First Drive

Seat Leon eHybrid 2020 UK review

What’s it like?

Press the start button and the Leon defaults to the motor, with the engine not kicking in until the battery is sufficiently depleted or when you floor the accelerator.

Power arrives gradually and remaining in EV mode is easy enough with a light right foot. That’s handy, seeing as the battery modes are buried three menus down in the infotainment system. The regenerative braking is also fairly subtle, encouraging coasting rather than single-pedal driving.

The engine restarts smoothly enough when called upon and is reasonably well isolated at moderate speeds, plus the handover between the two power sources is handled fluidly. When they combine, though, things rarely feel as rapid as the numbers (0-62mph in 7.5sec) suggest, and the engine sounds particularly harsh at higher revs. The six-speed automatic gearbox is a little too keen to hold onto gears under heavy acceleration, especially in Sport mode, to the point that peak torque has long since passed.
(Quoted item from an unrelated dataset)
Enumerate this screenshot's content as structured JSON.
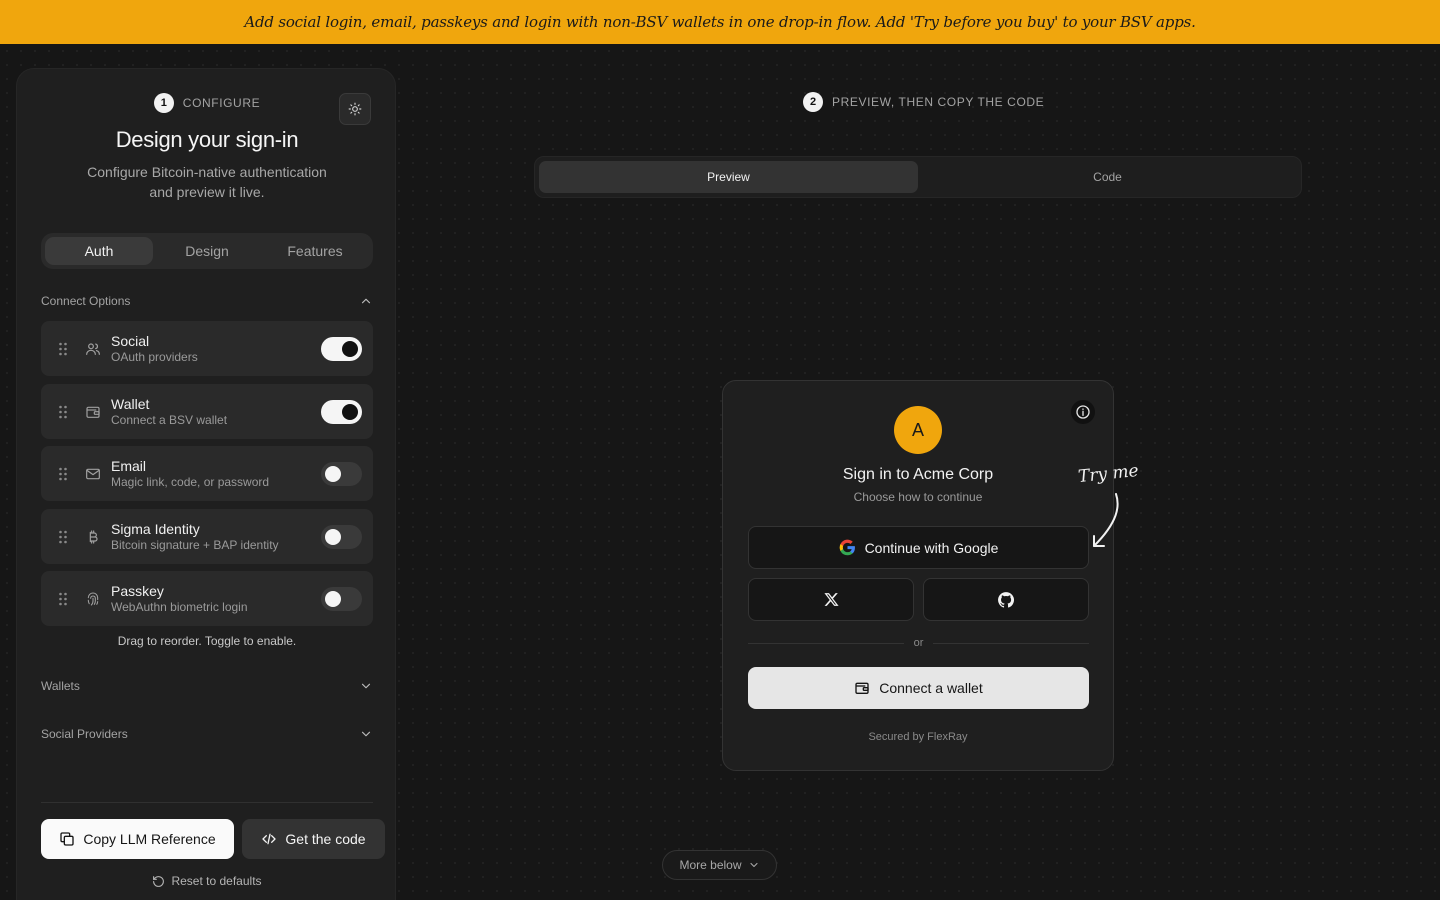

Despite its associated weight penalty, which is most noticeable through tighter corners, the plug-in hybrid powertrain doesn’t appear to have significantly diluted the Leon’s dynamism. The car still turns in with precision, largely resists understeer and steers keenly in a way that gives it an edge over its Volkswagen Golf relation, although not the Ford Focus.

The addition of multi-link rear suspension, present here but absent from the 1.5-litre turbo petrol we drove back in June, only improves the Leon’s ride. Even with FR trim’s sports suspension, it copes well over most surfaces and deals with even badly rutted roads with little drama.
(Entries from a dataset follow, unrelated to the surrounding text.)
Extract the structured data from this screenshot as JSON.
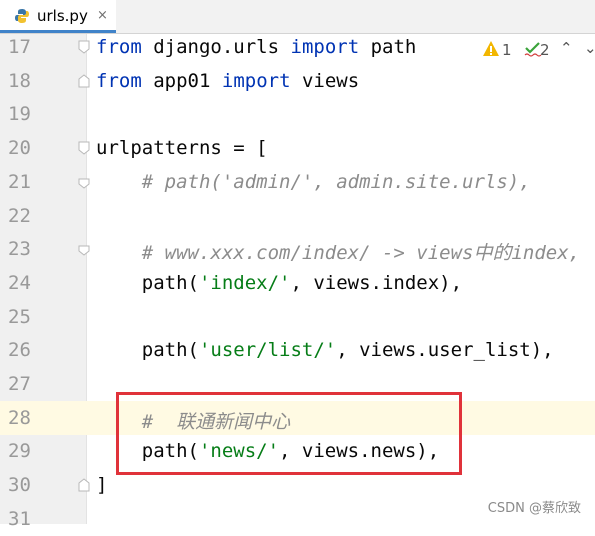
{
  "tab": {
    "filename": "urls.py",
    "close": "×"
  },
  "status": {
    "warnings": "1",
    "checks": "2"
  },
  "lines": [
    {
      "n": "17",
      "tokens": [
        [
          "kw",
          "from"
        ],
        [
          "",
          "django.urls"
        ],
        [
          "kw",
          "import"
        ],
        [
          "",
          "path"
        ]
      ]
    },
    {
      "n": "18",
      "tokens": [
        [
          "kw",
          "from"
        ],
        [
          "",
          "app01"
        ],
        [
          "kw",
          "import"
        ],
        [
          "",
          "views"
        ]
      ]
    },
    {
      "n": "19",
      "tokens": []
    },
    {
      "n": "20",
      "tokens": [
        [
          "",
          "urlpatterns = ["
        ]
      ]
    },
    {
      "n": "21",
      "tokens": [
        [
          "cmt",
          "    # path('admin/', admin.site.urls),"
        ]
      ]
    },
    {
      "n": "22",
      "tokens": []
    },
    {
      "n": "23",
      "tokens": [
        [
          "cmt",
          "    # www.xxx.com/index/ -> views中的index,"
        ]
      ]
    },
    {
      "n": "24",
      "tokens": [
        [
          "",
          "    path("
        ],
        [
          "str",
          "'index/'"
        ],
        [
          "",
          ", views.index),"
        ]
      ]
    },
    {
      "n": "25",
      "tokens": []
    },
    {
      "n": "26",
      "tokens": [
        [
          "",
          "    path("
        ],
        [
          "str",
          "'user/list/'"
        ],
        [
          "",
          ", views.user_list),"
        ]
      ]
    },
    {
      "n": "27",
      "tokens": []
    },
    {
      "n": "28",
      "tokens": [
        [
          "cmt",
          "    #  联通新闻中心"
        ]
      ]
    },
    {
      "n": "29",
      "tokens": [
        [
          "",
          "    path("
        ],
        [
          "str",
          "'news/'"
        ],
        [
          "",
          ", views.news),"
        ]
      ]
    },
    {
      "n": "30",
      "tokens": [
        [
          "",
          "]"
        ]
      ]
    },
    {
      "n": "31",
      "tokens": []
    }
  ],
  "watermark": "CSDN @蔡欣致"
}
Inside, the biggest change is to the boot capacity, which is knocked by 100 litres down to 270 litres to accommodate the drive battery.

The Leon’s interior is just as tech-focused as its Volkswagen Group siblings’, with five display modes for the digital instruments and touch-sensitive panels having replaced the majority of buttons. Each one chimes loudly whenever you press it, which quickly gets annoying. The volume and temperature sliders below the touchscreen are a devil to see at night, too. You will find only USB-C ports in the centre console, but wireless Apple CarPlay and Android Auto mean you won’t need a dongle to get connected.
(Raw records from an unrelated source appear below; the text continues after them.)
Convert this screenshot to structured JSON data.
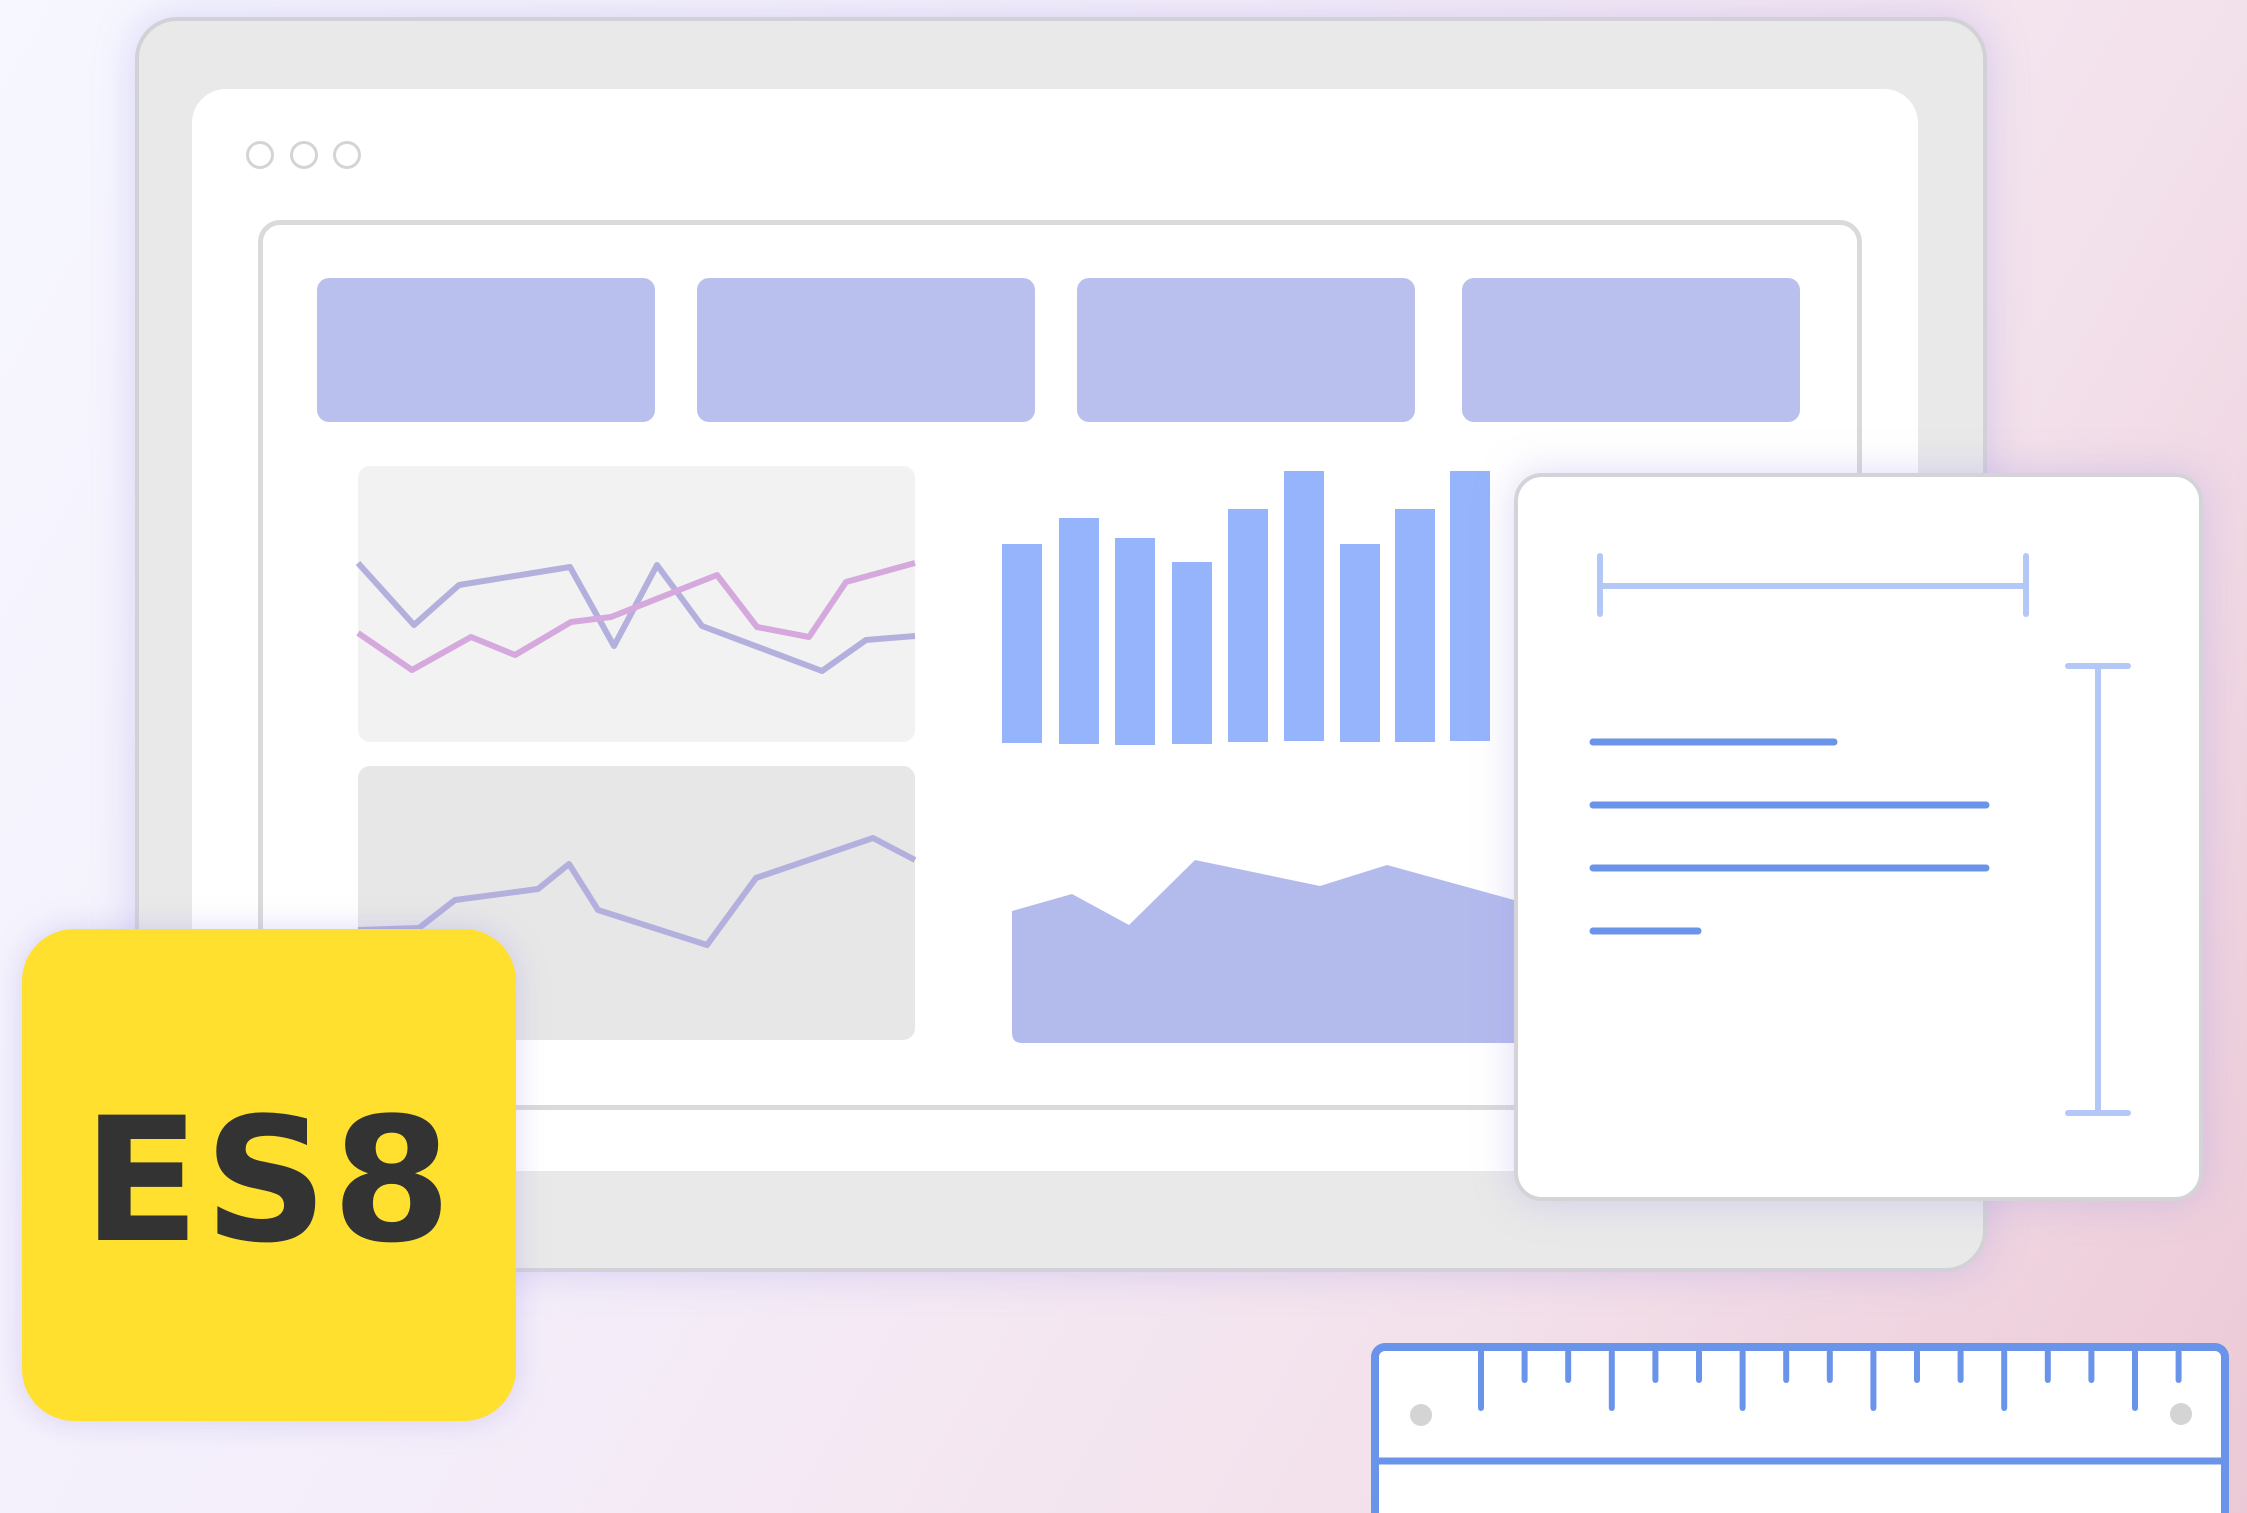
{
  "badge": {
    "label": "ES8",
    "background": "#ffe02e",
    "text_color": "#333333"
  },
  "window_controls": [
    "dot",
    "dot",
    "dot"
  ],
  "kpi_cards": [
    {},
    {},
    {},
    {}
  ],
  "colors": {
    "accent": "#b9c0ee",
    "bar": "#95b4fb",
    "line_a": "#b3b0dd",
    "line_b": "#d5a8de",
    "area": "#b3bbed",
    "spec_line": "#6a93ea",
    "measure": "#b4c8f7",
    "ruler": "#6a93ea"
  },
  "icons": [
    "window-dot-icon",
    "width-measure-icon",
    "height-measure-icon",
    "ruler-icon"
  ]
}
Leave a Reply

Your email address will not be published. Required fields are marked *